> **Exercise data**:
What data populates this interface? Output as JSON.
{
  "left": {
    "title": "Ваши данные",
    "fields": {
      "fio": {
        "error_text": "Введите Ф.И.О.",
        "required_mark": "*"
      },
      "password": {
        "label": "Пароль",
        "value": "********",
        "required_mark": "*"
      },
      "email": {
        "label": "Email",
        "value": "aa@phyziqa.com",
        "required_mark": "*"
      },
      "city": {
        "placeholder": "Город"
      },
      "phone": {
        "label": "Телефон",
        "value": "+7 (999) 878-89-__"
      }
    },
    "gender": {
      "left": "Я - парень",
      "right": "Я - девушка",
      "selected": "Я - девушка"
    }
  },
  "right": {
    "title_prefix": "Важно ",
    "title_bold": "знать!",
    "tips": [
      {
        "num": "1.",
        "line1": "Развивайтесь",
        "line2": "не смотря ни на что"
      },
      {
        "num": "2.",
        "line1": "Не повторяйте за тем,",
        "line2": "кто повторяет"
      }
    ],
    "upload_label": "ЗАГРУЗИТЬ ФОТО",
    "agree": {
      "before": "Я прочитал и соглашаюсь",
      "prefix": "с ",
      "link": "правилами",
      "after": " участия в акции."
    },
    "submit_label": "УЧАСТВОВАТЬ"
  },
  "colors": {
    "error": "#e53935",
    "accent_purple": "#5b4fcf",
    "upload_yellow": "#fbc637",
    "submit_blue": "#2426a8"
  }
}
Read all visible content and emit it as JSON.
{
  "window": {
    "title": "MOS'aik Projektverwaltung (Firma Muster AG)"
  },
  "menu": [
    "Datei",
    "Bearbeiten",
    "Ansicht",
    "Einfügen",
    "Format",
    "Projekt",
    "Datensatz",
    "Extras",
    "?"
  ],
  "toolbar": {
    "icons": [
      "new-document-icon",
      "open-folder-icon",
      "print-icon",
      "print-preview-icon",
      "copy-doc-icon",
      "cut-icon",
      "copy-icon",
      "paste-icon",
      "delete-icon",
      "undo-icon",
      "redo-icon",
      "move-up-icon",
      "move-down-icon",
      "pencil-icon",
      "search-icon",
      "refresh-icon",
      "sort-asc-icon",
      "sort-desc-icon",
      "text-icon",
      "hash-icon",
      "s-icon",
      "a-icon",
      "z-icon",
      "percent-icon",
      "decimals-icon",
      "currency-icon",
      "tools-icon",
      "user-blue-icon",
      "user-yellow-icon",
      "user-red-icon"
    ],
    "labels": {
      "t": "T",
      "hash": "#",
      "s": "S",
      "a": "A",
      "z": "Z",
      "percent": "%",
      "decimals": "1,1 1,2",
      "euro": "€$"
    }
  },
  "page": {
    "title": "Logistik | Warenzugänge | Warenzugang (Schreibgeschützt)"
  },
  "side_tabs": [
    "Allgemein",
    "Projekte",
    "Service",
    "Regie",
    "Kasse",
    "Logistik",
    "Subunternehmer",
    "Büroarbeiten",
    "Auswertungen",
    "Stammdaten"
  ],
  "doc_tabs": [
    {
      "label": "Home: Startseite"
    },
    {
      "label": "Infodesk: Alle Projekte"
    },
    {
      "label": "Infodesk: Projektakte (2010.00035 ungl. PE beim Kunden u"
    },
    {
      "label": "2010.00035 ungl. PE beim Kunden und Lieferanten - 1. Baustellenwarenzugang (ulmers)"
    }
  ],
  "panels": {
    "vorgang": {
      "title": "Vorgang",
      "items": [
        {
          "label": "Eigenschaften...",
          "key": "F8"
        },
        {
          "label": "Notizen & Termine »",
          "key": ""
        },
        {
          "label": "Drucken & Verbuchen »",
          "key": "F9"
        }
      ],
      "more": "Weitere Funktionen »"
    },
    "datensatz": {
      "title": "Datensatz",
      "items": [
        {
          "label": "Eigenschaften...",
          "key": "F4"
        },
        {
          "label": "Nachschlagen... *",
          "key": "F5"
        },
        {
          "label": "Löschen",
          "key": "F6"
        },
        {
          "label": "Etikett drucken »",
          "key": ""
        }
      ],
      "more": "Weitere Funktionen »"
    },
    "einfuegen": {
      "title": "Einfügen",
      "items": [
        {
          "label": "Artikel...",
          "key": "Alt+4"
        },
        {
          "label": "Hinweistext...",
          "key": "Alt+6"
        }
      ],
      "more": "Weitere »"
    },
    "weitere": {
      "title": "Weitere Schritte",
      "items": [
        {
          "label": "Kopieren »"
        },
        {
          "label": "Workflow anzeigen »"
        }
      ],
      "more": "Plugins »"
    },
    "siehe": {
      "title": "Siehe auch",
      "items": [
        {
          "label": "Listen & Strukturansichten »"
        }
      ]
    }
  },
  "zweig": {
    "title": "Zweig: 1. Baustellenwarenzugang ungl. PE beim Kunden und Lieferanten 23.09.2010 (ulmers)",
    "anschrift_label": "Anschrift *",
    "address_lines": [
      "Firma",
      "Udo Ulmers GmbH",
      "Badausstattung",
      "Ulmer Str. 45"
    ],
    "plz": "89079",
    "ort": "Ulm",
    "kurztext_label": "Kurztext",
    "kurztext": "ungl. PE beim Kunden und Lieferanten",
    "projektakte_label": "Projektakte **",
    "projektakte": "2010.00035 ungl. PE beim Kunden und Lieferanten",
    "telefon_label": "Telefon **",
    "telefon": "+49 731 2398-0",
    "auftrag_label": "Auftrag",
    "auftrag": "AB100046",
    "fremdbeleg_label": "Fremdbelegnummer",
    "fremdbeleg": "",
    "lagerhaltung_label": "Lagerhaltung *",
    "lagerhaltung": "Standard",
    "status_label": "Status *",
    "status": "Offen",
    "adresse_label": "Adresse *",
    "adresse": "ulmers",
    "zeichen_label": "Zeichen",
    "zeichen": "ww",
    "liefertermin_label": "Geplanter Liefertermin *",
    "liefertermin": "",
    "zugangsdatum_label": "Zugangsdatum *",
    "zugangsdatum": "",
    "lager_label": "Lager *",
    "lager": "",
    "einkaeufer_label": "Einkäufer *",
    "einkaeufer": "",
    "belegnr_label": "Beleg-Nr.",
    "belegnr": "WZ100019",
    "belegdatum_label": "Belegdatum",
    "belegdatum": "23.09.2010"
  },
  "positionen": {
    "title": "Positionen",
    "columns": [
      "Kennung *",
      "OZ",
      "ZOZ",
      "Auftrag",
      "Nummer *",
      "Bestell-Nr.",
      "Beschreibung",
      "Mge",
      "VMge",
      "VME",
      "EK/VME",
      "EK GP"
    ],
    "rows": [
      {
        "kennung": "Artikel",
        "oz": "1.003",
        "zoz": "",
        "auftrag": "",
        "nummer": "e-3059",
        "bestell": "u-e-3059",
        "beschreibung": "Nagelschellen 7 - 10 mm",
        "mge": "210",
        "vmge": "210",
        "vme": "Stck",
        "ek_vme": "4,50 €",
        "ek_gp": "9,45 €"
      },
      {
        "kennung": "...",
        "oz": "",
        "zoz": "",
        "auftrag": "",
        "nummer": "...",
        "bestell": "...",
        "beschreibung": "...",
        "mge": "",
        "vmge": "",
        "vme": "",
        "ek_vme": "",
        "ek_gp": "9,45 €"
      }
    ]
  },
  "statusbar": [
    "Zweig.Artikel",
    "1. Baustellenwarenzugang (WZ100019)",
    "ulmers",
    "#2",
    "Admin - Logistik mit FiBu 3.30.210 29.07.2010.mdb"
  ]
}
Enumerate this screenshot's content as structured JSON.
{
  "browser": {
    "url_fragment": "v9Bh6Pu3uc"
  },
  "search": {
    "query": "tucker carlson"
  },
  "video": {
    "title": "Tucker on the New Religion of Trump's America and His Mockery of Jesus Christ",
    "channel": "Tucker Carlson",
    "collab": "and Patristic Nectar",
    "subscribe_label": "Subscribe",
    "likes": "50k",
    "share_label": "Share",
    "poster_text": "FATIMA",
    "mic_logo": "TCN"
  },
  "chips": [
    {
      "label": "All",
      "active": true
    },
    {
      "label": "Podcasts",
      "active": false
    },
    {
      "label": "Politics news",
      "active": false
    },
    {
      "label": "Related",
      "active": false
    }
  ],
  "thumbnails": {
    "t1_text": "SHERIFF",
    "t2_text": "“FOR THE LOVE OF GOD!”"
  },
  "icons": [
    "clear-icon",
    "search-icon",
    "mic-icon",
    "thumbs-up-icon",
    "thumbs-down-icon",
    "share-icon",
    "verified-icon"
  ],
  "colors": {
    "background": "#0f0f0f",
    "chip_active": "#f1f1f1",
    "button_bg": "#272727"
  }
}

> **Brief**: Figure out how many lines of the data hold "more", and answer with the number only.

> **Exercise answer**: 4